» What you have to do: Skip the images and return the records below exactly.

» Records supplied:
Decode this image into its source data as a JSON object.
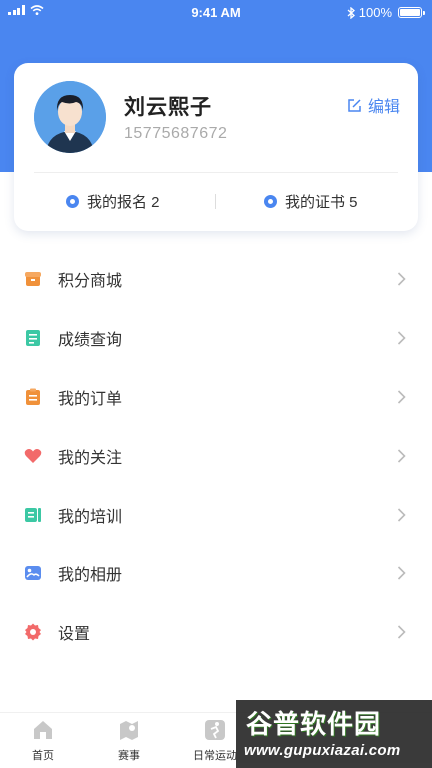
{
  "status_bar": {
    "time": "9:41 AM",
    "battery": "100%"
  },
  "profile": {
    "name": "刘云熙子",
    "phone": "15775687672",
    "edit_label": "编辑"
  },
  "stats": {
    "registrations_label": "我的报名 2",
    "certificates_label": "我的证书 5"
  },
  "menu": {
    "items": [
      {
        "label": "积分商城",
        "icon": "store-icon",
        "color": "#f0913a"
      },
      {
        "label": "成绩查询",
        "icon": "score-icon",
        "color": "#3cc8a4"
      },
      {
        "label": "我的订单",
        "icon": "order-icon",
        "color": "#f0913a"
      },
      {
        "label": "我的关注",
        "icon": "heart-icon",
        "color": "#f26a6a"
      },
      {
        "label": "我的培训",
        "icon": "training-icon",
        "color": "#3cc8a4"
      },
      {
        "label": "我的相册",
        "icon": "album-icon",
        "color": "#5b8def"
      },
      {
        "label": "设置",
        "icon": "settings-icon",
        "color": "#f26a6a"
      }
    ]
  },
  "tabbar": {
    "tabs": [
      {
        "label": "首页",
        "icon": "home-icon"
      },
      {
        "label": "赛事",
        "icon": "event-map-icon"
      },
      {
        "label": "日常运动",
        "icon": "running-icon"
      }
    ]
  },
  "watermark": {
    "title": "谷普软件园",
    "url": "www.gupuxiazai.com"
  },
  "colors": {
    "accent": "#4a86f0",
    "header_bg": "#4a86f0"
  }
}
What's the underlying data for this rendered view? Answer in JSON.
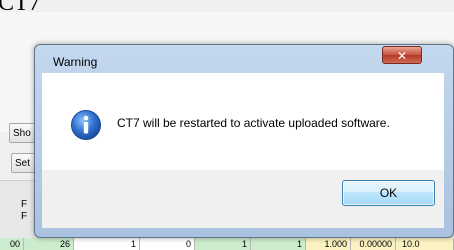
{
  "background_app": {
    "title": "CT7",
    "buttons": {
      "show_label": "Sho",
      "set_label": "Set"
    },
    "table": {
      "header_line1": "F",
      "header_line2": "F",
      "row": [
        "00",
        "26",
        "1",
        "0",
        "1",
        "1",
        "1.000",
        "0.00000",
        "10.0"
      ]
    }
  },
  "dialog": {
    "title": "Warning",
    "close_glyph": "✕",
    "icon": "info-icon",
    "message": "CT7 will be restarted to activate uploaded software.",
    "ok_label": "OK"
  },
  "colors": {
    "close_button": "#c8533f",
    "ok_button_border": "#3c7fb1",
    "info_icon": "#2f6fcf",
    "row_green": "#cdeccd",
    "row_yellow": "#fbf2c2"
  }
}
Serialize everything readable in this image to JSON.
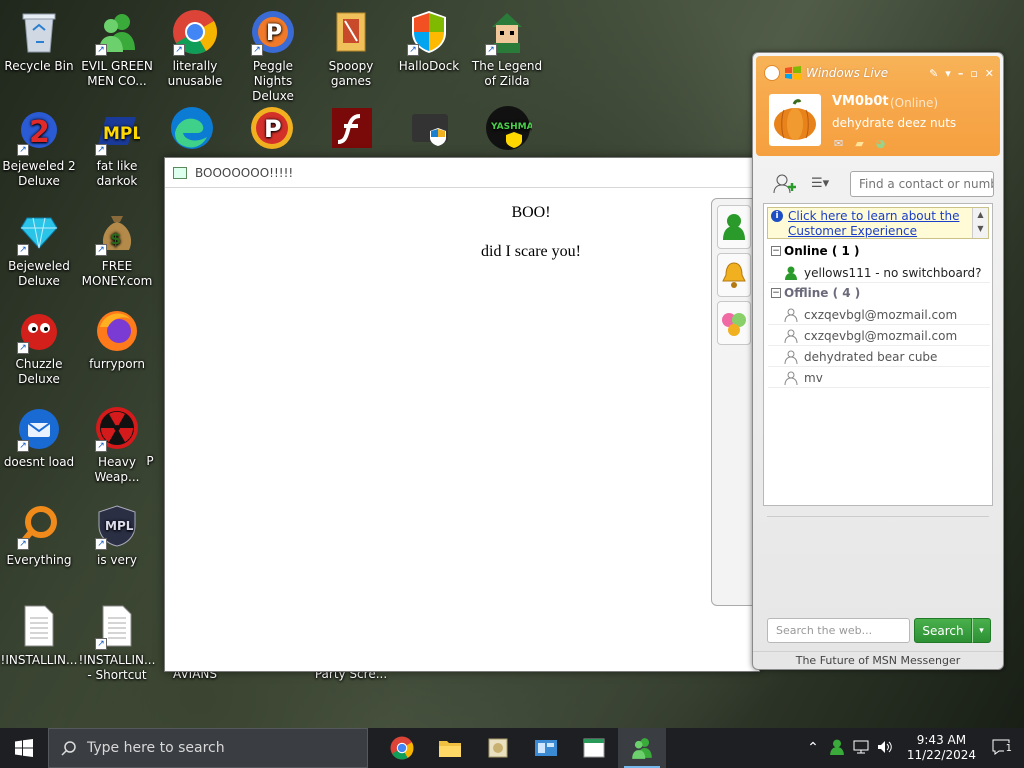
{
  "desktop": {
    "icons": [
      {
        "label": "Recycle Bin",
        "icon": "recycle-bin-icon"
      },
      {
        "label": "EVIL GREEN MEN CO...",
        "icon": "green-men-icon"
      },
      {
        "label": "literally unusable",
        "icon": "chrome-icon"
      },
      {
        "label": "Peggle Nights Deluxe",
        "icon": "peggle-icon"
      },
      {
        "label": "Spoopy games",
        "icon": "folder-icon"
      },
      {
        "label": "HalloDock",
        "icon": "windows-shield-icon"
      },
      {
        "label": "The Legend of Zilda",
        "icon": "zilda-icon"
      },
      {
        "label": "Bejeweled 2 Deluxe",
        "icon": "bejeweled2-icon"
      },
      {
        "label": "fat like darkok",
        "icon": "mpl-icon"
      },
      {
        "label": "Bejeweled Deluxe",
        "icon": "gem-icon"
      },
      {
        "label": "FREE MONEY.com",
        "icon": "money-bag-icon"
      },
      {
        "label": "Chuzzle Deluxe",
        "icon": "chuzzle-icon"
      },
      {
        "label": "furryporn",
        "icon": "firefox-icon"
      },
      {
        "label": "doesnt load",
        "icon": "thunderbird-icon"
      },
      {
        "label": "Heavy Weap...",
        "icon": "radiation-icon"
      },
      {
        "label": "Everything",
        "icon": "everything-icon"
      },
      {
        "label": "is very",
        "icon": "mpl-shield-icon"
      },
      {
        "label": "!INSTALLIN...",
        "icon": "document-icon"
      },
      {
        "label": "!INSTALLIN... - Shortcut",
        "icon": "document-icon"
      }
    ],
    "partial_labels": [
      "AVIANS",
      "Party Scre...",
      "P"
    ]
  },
  "boo_window": {
    "title": "BOOOOOOO!!!!!",
    "heading": "BOO!",
    "body": "did I scare you!"
  },
  "msn": {
    "brand": "Windows Live",
    "display_name": "VM0b0t",
    "status": "(Online)",
    "personal_message": "dehydrate deez nuts",
    "find_placeholder": "Find a contact or number",
    "banner_link": "Click here to learn about the Customer Experience",
    "groups": {
      "online": {
        "label": "Online ( 1 )",
        "contacts": [
          "yellows111 - no switchboard?"
        ]
      },
      "offline": {
        "label": "Offline ( 4 )",
        "contacts": [
          "cxzqevbgl@mozmail.com",
          "cxzqevbgl@mozmail.com",
          "dehydrated bear cube",
          "mv"
        ]
      }
    },
    "web_search_placeholder": "Search the web...",
    "search_button": "Search",
    "footer": "The Future of MSN Messenger"
  },
  "taskbar": {
    "search_placeholder": "Type here to search",
    "time": "9:43 AM",
    "date": "11/22/2024",
    "notification_count": "1"
  },
  "colors": {
    "msn_orange": "#f7a94c",
    "search_green": "#2d9135",
    "link_blue": "#1b3fc9"
  }
}
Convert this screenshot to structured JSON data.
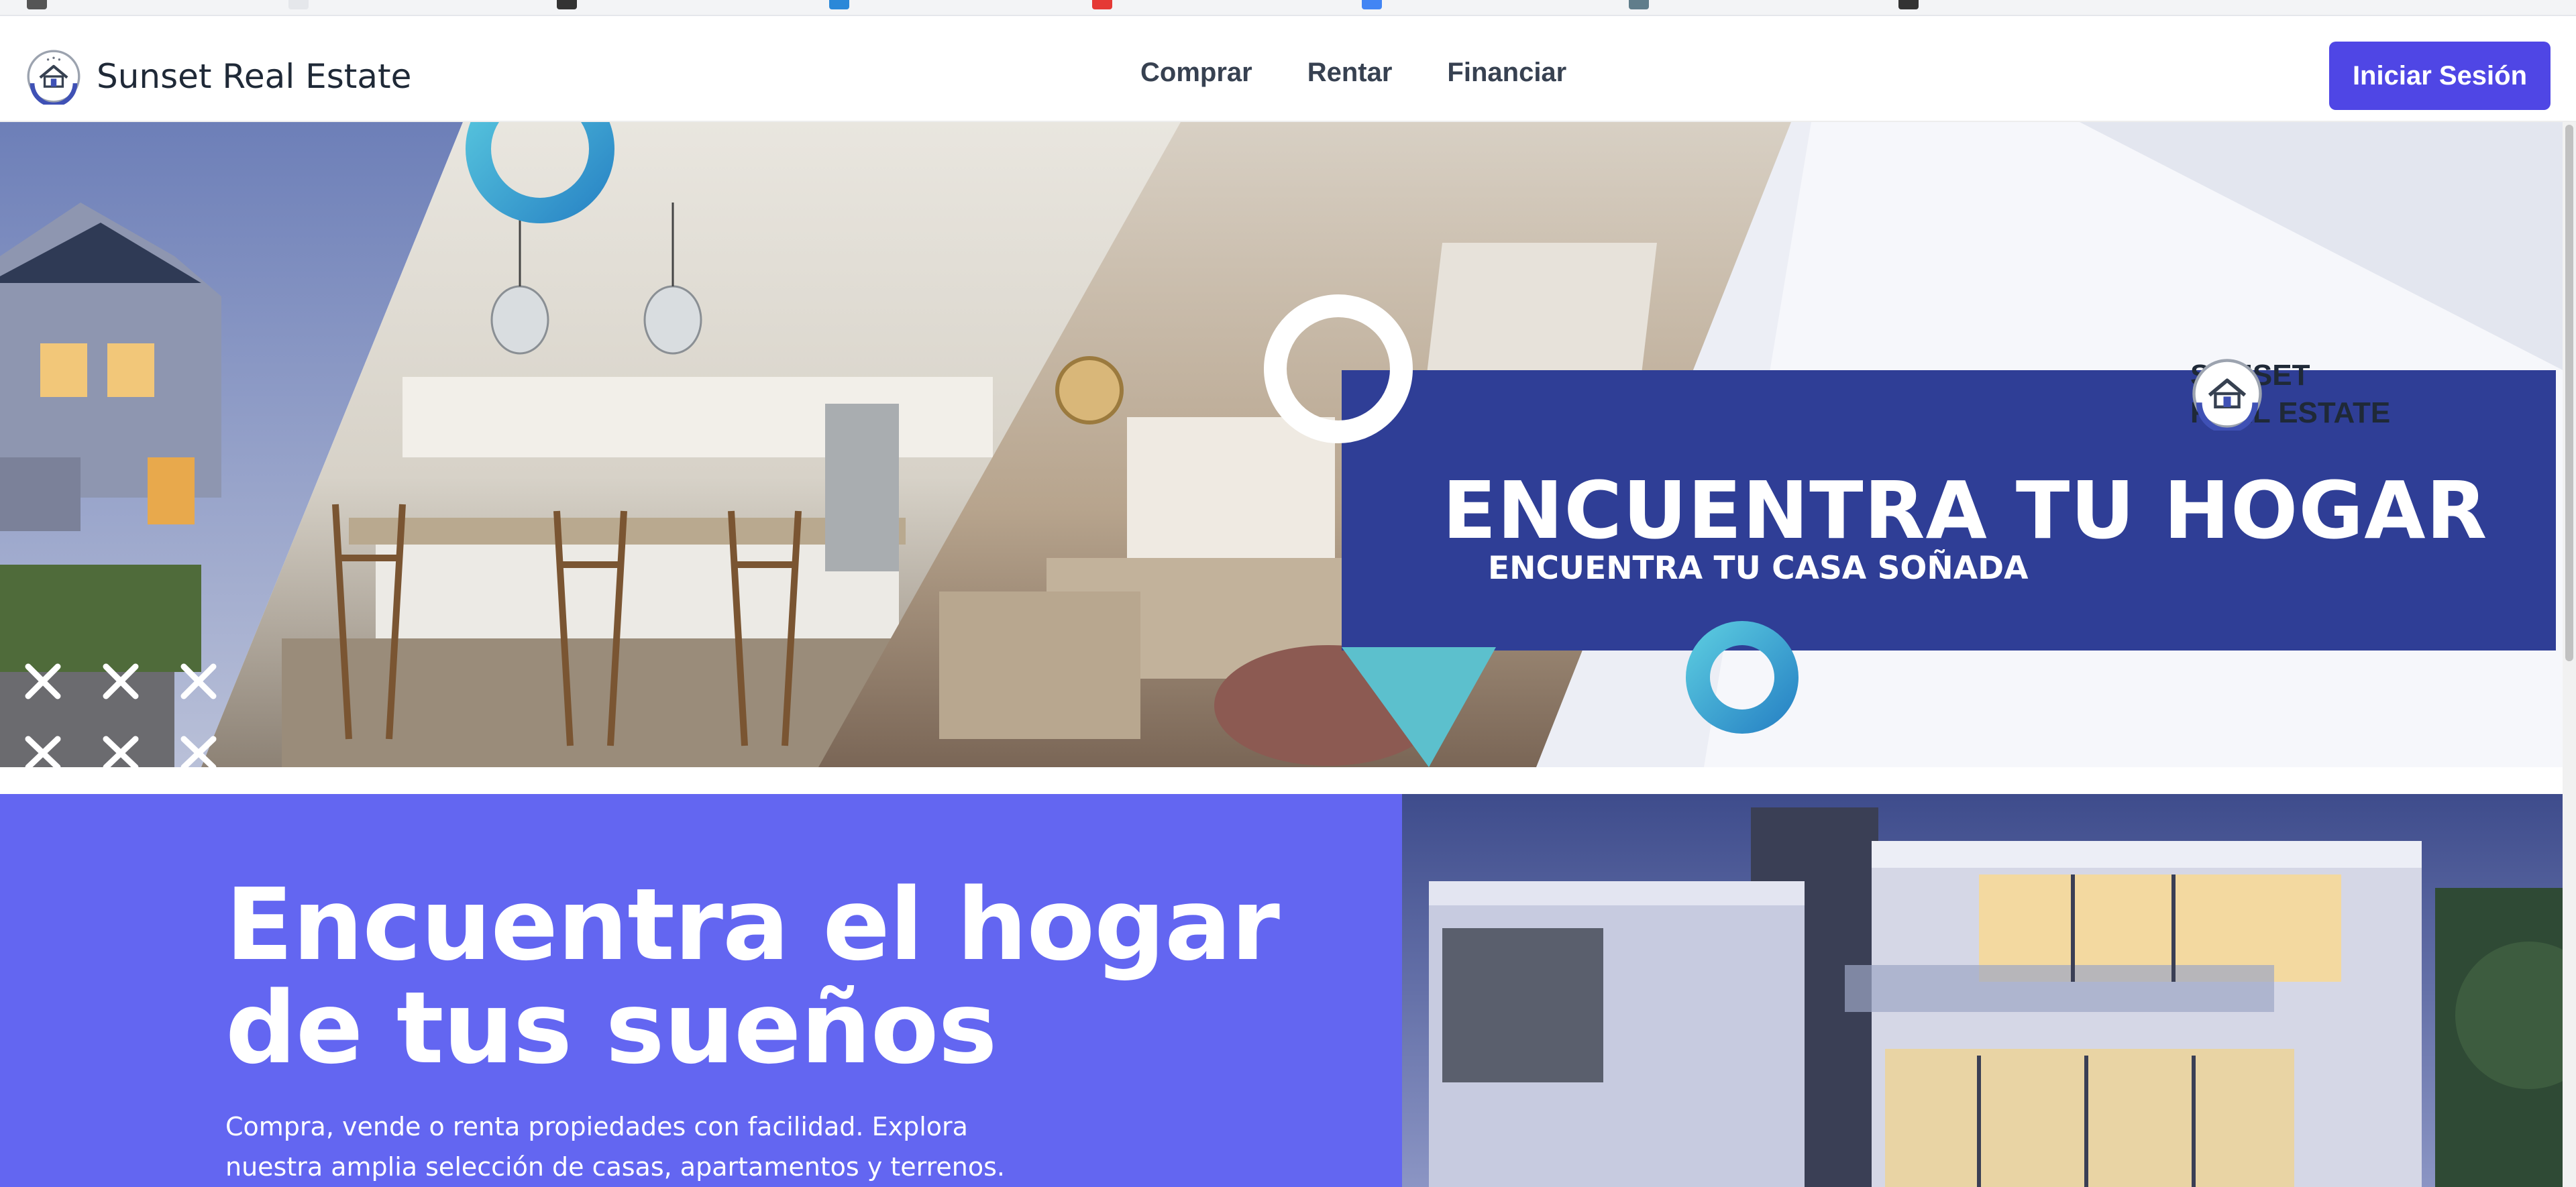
{
  "brand": {
    "name": "Sunset Real Estate"
  },
  "nav": {
    "links": [
      {
        "label": "Comprar"
      },
      {
        "label": "Rentar"
      },
      {
        "label": "Financiar"
      }
    ],
    "login_label": "Iniciar Sesión"
  },
  "banner": {
    "logo_line1": "SUNSET",
    "logo_line2": "REAL ESTATE",
    "title": "ENCUENTRA TU HOGAR",
    "subtitle": "ENCUENTRA TU CASA SOÑADA"
  },
  "promo": {
    "title": "Encuentra el hogar de tus sueños",
    "text": "Compra, vende o renta propiedades con facilidad. Explora nuestra amplia selección de casas, apartamentos y terrenos."
  },
  "colors": {
    "accent": "#4f46e5",
    "promo_bg": "#6366f1",
    "banner_box": "#2f3e96",
    "teal": "#4fb8d0"
  },
  "icons": {
    "brand_logo": "house-circle-icon",
    "banner_logo": "house-circle-icon"
  }
}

» Response:
Decode this image into its source data as a JSON object.
{
  "status_bar": {
    "time": "9:41 AM",
    "battery": "100%"
  },
  "profile": {
    "name": "刘云熙子",
    "phone": "15775687672",
    "edit_label": "编辑"
  },
  "stats": {
    "registrations_label": "我的报名 2",
    "certificates_label": "我的证书 5"
  },
  "menu": {
    "items": [
      {
        "label": "积分商城",
        "icon": "store-icon",
        "color": "#f0913a"
      },
      {
        "label": "成绩查询",
        "icon": "score-icon",
        "color": "#3cc8a4"
      },
      {
        "label": "我的订单",
        "icon": "order-icon",
        "color": "#f0913a"
      },
      {
        "label": "我的关注",
        "icon": "heart-icon",
        "color": "#f26a6a"
      },
      {
        "label": "我的培训",
        "icon": "training-icon",
        "color": "#3cc8a4"
      },
      {
        "label": "我的相册",
        "icon": "album-icon",
        "color": "#5b8def"
      },
      {
        "label": "设置",
        "icon": "settings-icon",
        "color": "#f26a6a"
      }
    ]
  },
  "tabbar": {
    "tabs": [
      {
        "label": "首页",
        "icon": "home-icon"
      },
      {
        "label": "赛事",
        "icon": "event-map-icon"
      },
      {
        "label": "日常运动",
        "icon": "running-icon"
      }
    ]
  },
  "watermark": {
    "title": "谷普软件园",
    "url": "www.gupuxiazai.com"
  },
  "colors": {
    "accent": "#4a86f0",
    "header_bg": "#4a86f0"
  }
}
What's the underlying data for this rendered view? Answer in JSON.
{
  "background_app": {
    "title": "CT7",
    "buttons": {
      "show_label": "Sho",
      "set_label": "Set"
    },
    "table": {
      "header_line1": "F",
      "header_line2": "F",
      "row": [
        "00",
        "26",
        "1",
        "0",
        "1",
        "1",
        "1.000",
        "0.00000",
        "10.0"
      ]
    }
  },
  "dialog": {
    "title": "Warning",
    "close_glyph": "✕",
    "icon": "info-icon",
    "message": "CT7 will be restarted to activate uploaded software.",
    "ok_label": "OK"
  },
  "colors": {
    "close_button": "#c8533f",
    "ok_button_border": "#3c7fb1",
    "info_icon": "#2f6fcf",
    "row_green": "#cdeccd",
    "row_yellow": "#fbf2c2"
  }
}
Serialize everything readable in this image to JSON.
{
  "desktop": {
    "icons": [
      {
        "label": "Recycle Bin",
        "icon": "recycle-bin-icon"
      },
      {
        "label": "EVIL GREEN MEN CO...",
        "icon": "green-men-icon"
      },
      {
        "label": "literally unusable",
        "icon": "chrome-icon"
      },
      {
        "label": "Peggle Nights Deluxe",
        "icon": "peggle-icon"
      },
      {
        "label": "Spoopy games",
        "icon": "folder-icon"
      },
      {
        "label": "HalloDock",
        "icon": "windows-shield-icon"
      },
      {
        "label": "The Legend of Zilda",
        "icon": "zilda-icon"
      },
      {
        "label": "Bejeweled 2 Deluxe",
        "icon": "bejeweled2-icon"
      },
      {
        "label": "fat like darkok",
        "icon": "mpl-icon"
      },
      {
        "label": "Bejeweled Deluxe",
        "icon": "gem-icon"
      },
      {
        "label": "FREE MONEY.com",
        "icon": "money-bag-icon"
      },
      {
        "label": "Chuzzle Deluxe",
        "icon": "chuzzle-icon"
      },
      {
        "label": "furryporn",
        "icon": "firefox-icon"
      },
      {
        "label": "doesnt load",
        "icon": "thunderbird-icon"
      },
      {
        "label": "Heavy Weap...",
        "icon": "radiation-icon"
      },
      {
        "label": "Everything",
        "icon": "everything-icon"
      },
      {
        "label": "is very",
        "icon": "mpl-shield-icon"
      },
      {
        "label": "!INSTALLIN...",
        "icon": "document-icon"
      },
      {
        "label": "!INSTALLIN... - Shortcut",
        "icon": "document-icon"
      }
    ],
    "partial_labels": [
      "AVIANS",
      "Party Scre...",
      "P"
    ]
  },
  "boo_window": {
    "title": "BOOOOOOO!!!!!",
    "heading": "BOO!",
    "body": "did I scare you!"
  },
  "msn": {
    "brand": "Windows Live",
    "display_name": "VM0b0t",
    "status": "(Online)",
    "personal_message": "dehydrate deez nuts",
    "find_placeholder": "Find a contact or number",
    "banner_link": "Click here to learn about the Customer Experience",
    "groups": {
      "online": {
        "label": "Online ( 1 )",
        "contacts": [
          "yellows111 - no switchboard?"
        ]
      },
      "offline": {
        "label": "Offline ( 4 )",
        "contacts": [
          "cxzqevbgl@mozmail.com",
          "cxzqevbgl@mozmail.com",
          "dehydrated bear cube",
          "mv"
        ]
      }
    },
    "web_search_placeholder": "Search the web...",
    "search_button": "Search",
    "footer": "The Future of MSN Messenger"
  },
  "taskbar": {
    "search_placeholder": "Type here to search",
    "time": "9:43 AM",
    "date": "11/22/2024",
    "notification_count": "1"
  },
  "colors": {
    "msn_orange": "#f7a94c",
    "search_green": "#2d9135",
    "link_blue": "#1b3fc9"
  }
}
Convert this screenshot to structured JSON data.
{
  "brand": {
    "name": "Sunset Real Estate"
  },
  "nav": {
    "links": [
      {
        "label": "Comprar"
      },
      {
        "label": "Rentar"
      },
      {
        "label": "Financiar"
      }
    ],
    "login_label": "Iniciar Sesión"
  },
  "banner": {
    "logo_line1": "SUNSET",
    "logo_line2": "REAL ESTATE",
    "title": "ENCUENTRA TU HOGAR",
    "subtitle": "ENCUENTRA TU CASA SOÑADA"
  },
  "promo": {
    "title": "Encuentra el hogar de tus sueños",
    "text": "Compra, vende o renta propiedades con facilidad. Explora nuestra amplia selección de casas, apartamentos y terrenos."
  },
  "colors": {
    "accent": "#4f46e5",
    "promo_bg": "#6366f1",
    "banner_box": "#2f3e96",
    "teal": "#4fb8d0"
  },
  "icons": {
    "brand_logo": "house-circle-icon",
    "banner_logo": "house-circle-icon"
  }
}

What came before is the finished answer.